A breakdown of the pros and cons of the two most popular exercise games for the Wii.
We all know what you’re wondering about these two games. Which is better at making that number on the scale go down? Out of the three articles I’ve read comparing the differences between Wii Fit and EA Active, the weirdest idea they’ve seized on is the PR meme that EA Active is a ‘Western’ game. To paraphrase, thanks to its sweat inducing exercises it can satisfy our cultural expectations for exercise far better than the stretches and few exercises of Wii Fit. An easier distinction is a mechanical one between the two games: the Wii Fit knows its limits. I’ve played both games (my unflattering Wii Fit review) and despite the extra sweat EA Active gives me, it’s still inferior to the Wii Fit. Obviously a lot of this boils down to my personal opinion, to give a "Western" review neither has made me lose weight, but mechanically EA Active just reaches beyond what the motion controls can really do.
From EA Active
From EA Active

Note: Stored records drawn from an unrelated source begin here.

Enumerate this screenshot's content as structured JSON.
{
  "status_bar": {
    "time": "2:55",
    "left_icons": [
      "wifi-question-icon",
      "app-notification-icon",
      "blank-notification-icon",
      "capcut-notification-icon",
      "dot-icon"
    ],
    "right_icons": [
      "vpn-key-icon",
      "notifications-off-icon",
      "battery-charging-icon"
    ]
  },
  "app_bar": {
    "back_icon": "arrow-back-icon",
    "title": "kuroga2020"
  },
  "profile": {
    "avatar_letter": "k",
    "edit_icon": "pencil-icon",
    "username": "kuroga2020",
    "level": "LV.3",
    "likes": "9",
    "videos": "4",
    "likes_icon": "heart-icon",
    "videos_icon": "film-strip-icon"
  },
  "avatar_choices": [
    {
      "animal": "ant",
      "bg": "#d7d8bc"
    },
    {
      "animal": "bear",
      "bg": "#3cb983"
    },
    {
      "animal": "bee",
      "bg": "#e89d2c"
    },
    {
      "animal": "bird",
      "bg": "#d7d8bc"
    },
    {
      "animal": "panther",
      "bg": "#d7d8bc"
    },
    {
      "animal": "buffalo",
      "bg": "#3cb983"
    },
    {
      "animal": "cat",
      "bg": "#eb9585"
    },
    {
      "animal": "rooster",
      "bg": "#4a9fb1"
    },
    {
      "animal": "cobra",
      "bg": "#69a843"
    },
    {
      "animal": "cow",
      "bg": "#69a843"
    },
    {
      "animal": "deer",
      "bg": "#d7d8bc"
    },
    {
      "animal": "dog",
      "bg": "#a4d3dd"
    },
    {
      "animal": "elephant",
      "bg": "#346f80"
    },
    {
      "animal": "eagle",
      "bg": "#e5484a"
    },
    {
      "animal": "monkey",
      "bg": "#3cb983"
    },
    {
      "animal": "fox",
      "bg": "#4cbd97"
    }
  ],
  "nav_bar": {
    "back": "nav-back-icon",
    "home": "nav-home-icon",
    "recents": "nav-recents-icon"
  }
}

In contrast, the Wii Fit is a lot of stretching and mostly inadequate strength exercises mixed with ineffective organization. Unlike EA Active which tries to not rely on the Balance Board, Wii Fit uses it extensively. The game is able to quasi-follow player motion with the balance sensor so that your position is, if not perfect, at least in the right ballpark. And that’s about it. The thing that Nintendo grasps about their console and peripherals is not making them uncomfortable to use. Yoga stretches work well and several of the strength exercises are good. Of particular merit are the push-ups and ab exercises, which EA Active completely lacks. Although it’ understandable that EA Active doesn’t have yoga poses, not having any stretches whatsoever is irresponsible. If using one of these things is the only exercise a person has gotten in years, they are going to need to learn proper stretching. The problem with Wii Fit is that you can’t effectively link any of this stuff together. My Wii Fit workout consists of clicking on each Yoga and strength exercise once until I hit the thirty minute score. Compared to EA Active, which repeats each workout and ups the reps, Wii Fit is wildly ineffective.

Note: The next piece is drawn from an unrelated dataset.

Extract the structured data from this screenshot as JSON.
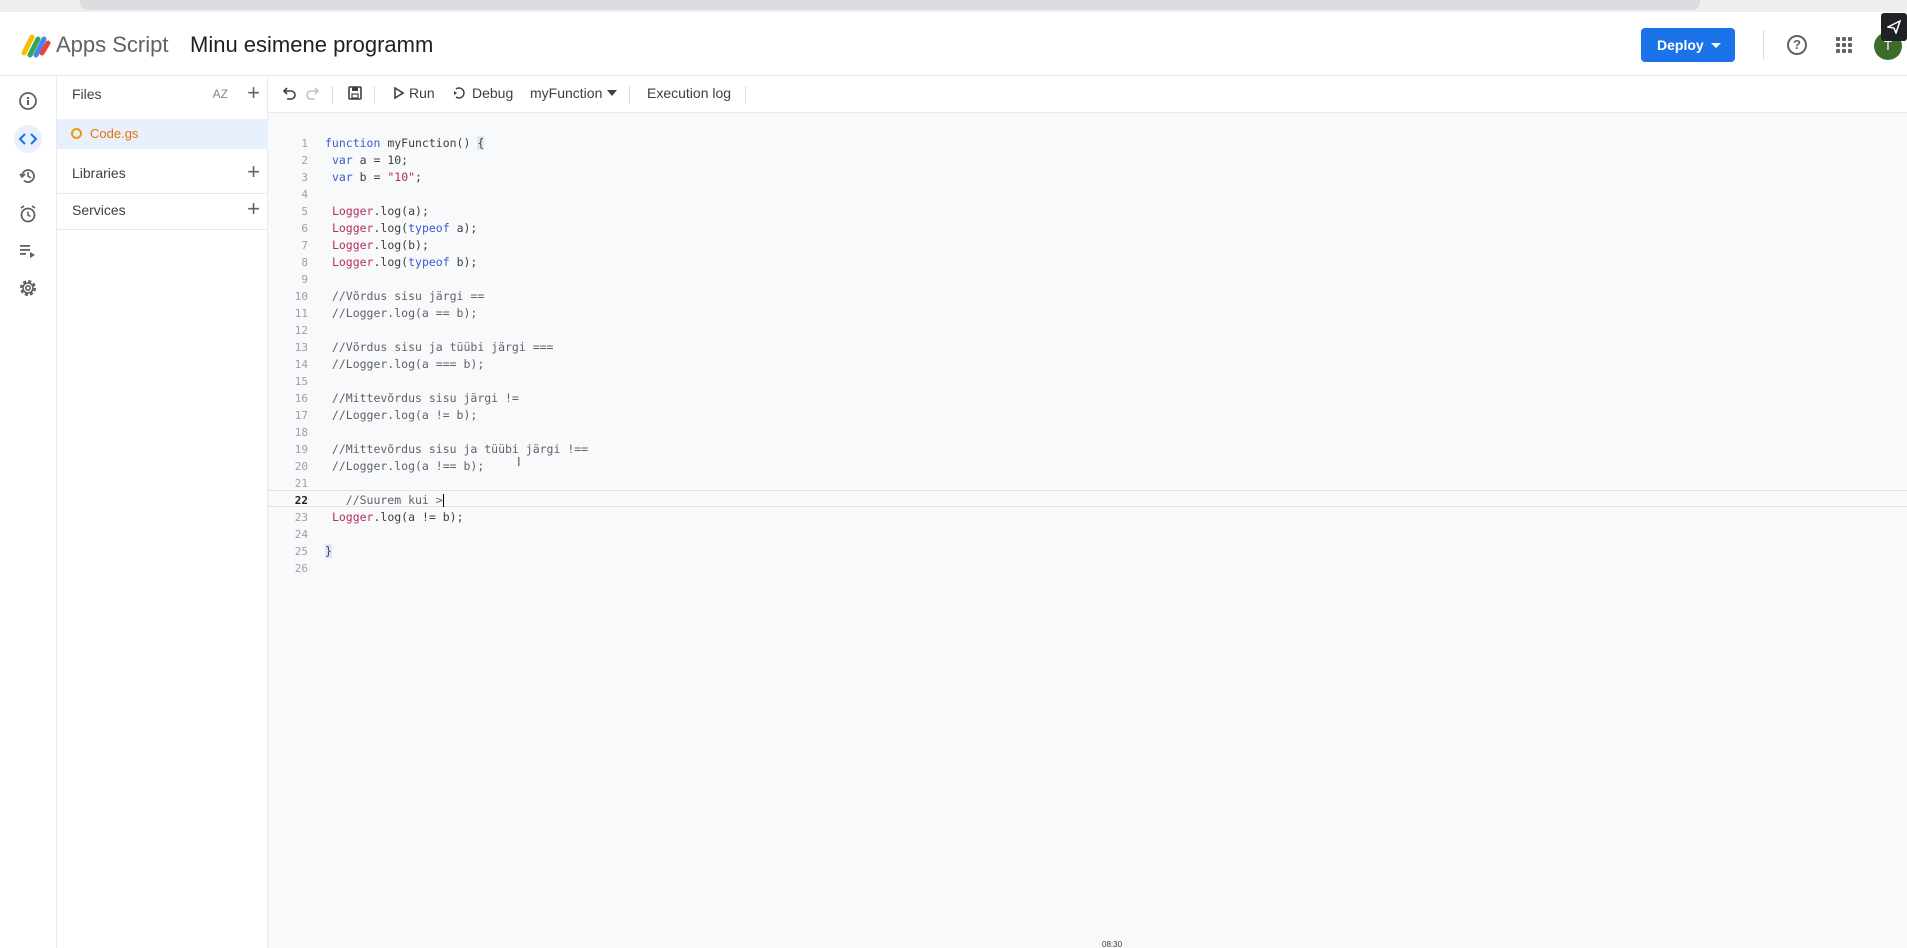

There is also the question of the BMI system. Wii Fit will weigh you and inflate your Mii to match your body. This is a bit depressing and it gets worse as the weeks go by and you realize that losing weight is not as easy as it seems. Every week that little white board will ask you why you haven’t lost weight and you’re forced to remember the food, the beer, the skipping exercises, and all that sitting around as well. EA Active completely removes this feature and instead just tells you how awesome you are all the time. The fact that my avatar in EA Active is a fit looking guy no matter what further removes any actual reflection of how healthy I am. Say what you want about insulting video games, but at least the Wii Fit is being honest with you and helping to raise awareness about your health in the long term.
From Wii Fit

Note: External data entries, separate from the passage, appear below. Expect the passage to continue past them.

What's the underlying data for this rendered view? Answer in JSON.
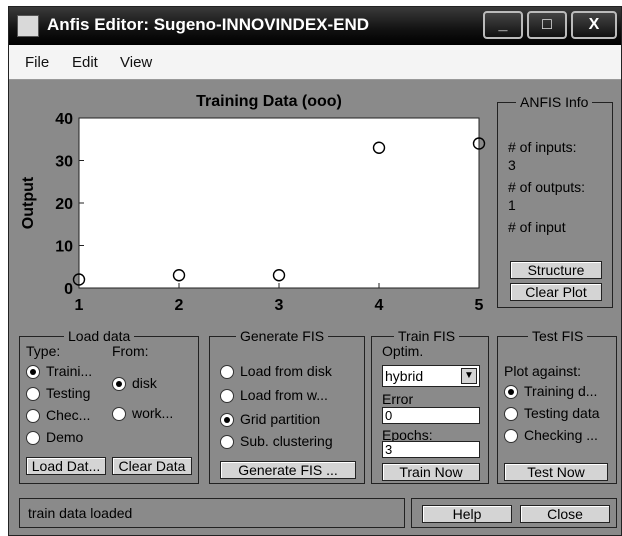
{
  "window": {
    "title": "Anfis Editor: Sugeno-INNOVINDEX-END",
    "controls": [
      "_",
      "□",
      "X"
    ]
  },
  "menu": [
    "File",
    "Edit",
    "View"
  ],
  "chart_data": {
    "type": "scatter",
    "title": "Training Data (ooo)",
    "xlabel": "",
    "ylabel": "Output",
    "xlim": [
      1,
      5
    ],
    "ylim": [
      0,
      40
    ],
    "xticks": [
      "1",
      "2",
      "3",
      "4",
      "5"
    ],
    "yticks": [
      "0",
      "10",
      "20",
      "30",
      "40"
    ],
    "points": [
      {
        "x": 1,
        "y": 2
      },
      {
        "x": 2,
        "y": 3
      },
      {
        "x": 3,
        "y": 3
      },
      {
        "x": 4,
        "y": 33
      },
      {
        "x": 5,
        "y": 34
      }
    ]
  },
  "anfis_info": {
    "title": "ANFIS Info",
    "lines": [
      "# of inputs:",
      "3",
      "# of outputs:",
      "1",
      "# of input"
    ],
    "structure_button": "Structure",
    "clear_plot_button": "Clear Plot"
  },
  "load_data": {
    "title": "Load data",
    "type_label": "Type:",
    "from_label": "From:",
    "types": [
      "Traini...",
      "Testing",
      "Chec...",
      "Demo"
    ],
    "selected_type": "Traini...",
    "sources": [
      "disk",
      "work..."
    ],
    "selected_source": "disk",
    "load_button": "Load Dat...",
    "clear_button": "Clear Data"
  },
  "generate_fis": {
    "title": "Generate FIS",
    "options": [
      "Load from disk",
      "Load from w...",
      "Grid partition",
      "Sub. clustering"
    ],
    "selected": "Grid partition",
    "button": "Generate FIS ..."
  },
  "train_fis": {
    "title": "Train FIS",
    "optim_label": "Optim.",
    "method": "hybrid",
    "error_label": "Error",
    "error_value": "0",
    "epochs_label": "Epochs:",
    "epochs_value": "3",
    "button": "Train Now"
  },
  "test_fis": {
    "title": "Test FIS",
    "plot_against_label": "Plot against:",
    "options": [
      "Training d...",
      "Testing data",
      "Checking ..."
    ],
    "selected": "Training d...",
    "button": "Test Now"
  },
  "status": {
    "message": "train data loaded"
  },
  "footer": {
    "help_button": "Help",
    "close_button": "Close"
  }
}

In the end, the problem with either game’s workout is the same. No weight means no proper resistance which leaves you with stretching or moving in place. Realizing this, Nintendo made Wii Fit into a Yoga game with a few decent strength exercises that comfortably stays within the boundaries of the technology. EA Active instead tries to use a rubber band that can work around the Wiimote to solve the resistance problem with mixed results. You can’t really get a good resistance with the band going because of all the crap you’re holding, so most of the exercises are little better than lifting your arms up and down anyways. The ones that make you sweat mostly consist of running or jumping in place, which almost always ends with you wondering why you don't just go outside. What EA Active fixes about Wii Fit, the ability to combine exercises so you actually get a decent workout, will supposedly be solved by Wii Fit Plus. If someone wanted to beat out either game, they’d need to a release a Wiimote with attachable weights to get a real advantage.